Alternatively, for more downloading options, issue the command DISKMENU from the digitiser's console before attaching the disk. See Section 6.7 for more information. You can use DISKMENU to download any section of data, whether or not it has already been transferred.

While the FireWire interface is active, it will consume about 200 mA of power (from a 12 V supply). If you interrupt a transfer whilst in progress, the digitiser will re-boot, but the data held in memory will not be affected.

To download data over the serial link:

3.8.2 Reading digitiser disks

The digitiser uses a special disk format, DFD, for recording data. You can read this data into a PC using Scream! or the GCFXtract utility, which is freely available from the Güralp Systems Web site.

Note: The DFD format is not the same as that used by the Güralp Systems EAM data modules, which use a FAT32-compatible or extn journalling file system.

Güralp Systems can provide fully-tested disks with FireWire and USB connectors.
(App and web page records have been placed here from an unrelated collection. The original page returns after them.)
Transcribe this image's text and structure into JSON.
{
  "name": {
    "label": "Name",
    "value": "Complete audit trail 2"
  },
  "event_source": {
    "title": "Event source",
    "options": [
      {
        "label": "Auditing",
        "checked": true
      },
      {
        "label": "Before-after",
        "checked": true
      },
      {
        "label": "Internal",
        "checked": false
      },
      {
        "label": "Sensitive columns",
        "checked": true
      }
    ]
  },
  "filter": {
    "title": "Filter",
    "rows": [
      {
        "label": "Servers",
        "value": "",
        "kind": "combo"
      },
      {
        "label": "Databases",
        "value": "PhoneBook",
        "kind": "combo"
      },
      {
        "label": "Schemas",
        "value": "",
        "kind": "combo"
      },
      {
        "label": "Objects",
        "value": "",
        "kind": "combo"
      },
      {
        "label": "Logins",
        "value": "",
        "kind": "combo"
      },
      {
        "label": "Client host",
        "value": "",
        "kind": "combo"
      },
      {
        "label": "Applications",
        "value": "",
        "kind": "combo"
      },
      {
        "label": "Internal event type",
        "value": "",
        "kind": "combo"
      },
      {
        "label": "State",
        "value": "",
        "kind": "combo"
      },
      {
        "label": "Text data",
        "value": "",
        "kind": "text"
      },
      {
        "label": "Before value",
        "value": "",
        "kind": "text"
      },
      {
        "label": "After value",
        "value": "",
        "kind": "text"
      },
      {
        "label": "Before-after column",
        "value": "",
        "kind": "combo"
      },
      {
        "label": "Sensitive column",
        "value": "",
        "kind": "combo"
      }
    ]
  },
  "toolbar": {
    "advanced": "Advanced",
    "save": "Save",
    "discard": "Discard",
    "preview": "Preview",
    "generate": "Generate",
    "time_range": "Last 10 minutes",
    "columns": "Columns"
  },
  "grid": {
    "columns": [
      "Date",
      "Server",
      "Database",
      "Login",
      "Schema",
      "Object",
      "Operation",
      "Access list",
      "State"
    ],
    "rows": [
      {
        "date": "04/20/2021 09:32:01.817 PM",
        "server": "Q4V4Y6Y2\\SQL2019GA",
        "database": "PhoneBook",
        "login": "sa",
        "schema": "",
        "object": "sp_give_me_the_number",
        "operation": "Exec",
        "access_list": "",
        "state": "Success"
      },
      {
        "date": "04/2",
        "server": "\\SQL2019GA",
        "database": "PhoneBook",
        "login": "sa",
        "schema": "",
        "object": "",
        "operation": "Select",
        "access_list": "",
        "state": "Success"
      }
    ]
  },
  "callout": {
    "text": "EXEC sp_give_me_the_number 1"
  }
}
Alternatively, a third-party FireWire disk may be used (although compatibility is not guaranteed.)

3.8.2.1 Reading disks with GCFXtract

To read a disk using GCFXtract:

3.8.2.2 Reading disks with Scream!

You can also read disks with Scream!. This allows you to view data in the process of being transferred, but is slightly slower, because Scream! does not read data in strict order. To read a disk with Scream!:

More information is contained in the Scream! Manual, MAN-SWA-0001.

PreviousNext

1. Preliminary Notes 2. Introduction 3. Installing the 3ESPCD 4. Calibrating the 3ESPCD 5. Using Scream! 6. Command line interface 7. Inside the 3ESPCD 8. Appendix A - Connector pin-outs 9. Appendix B - Sensor Specifications 10. Appendix C - Digitiser specifications 11. Revision History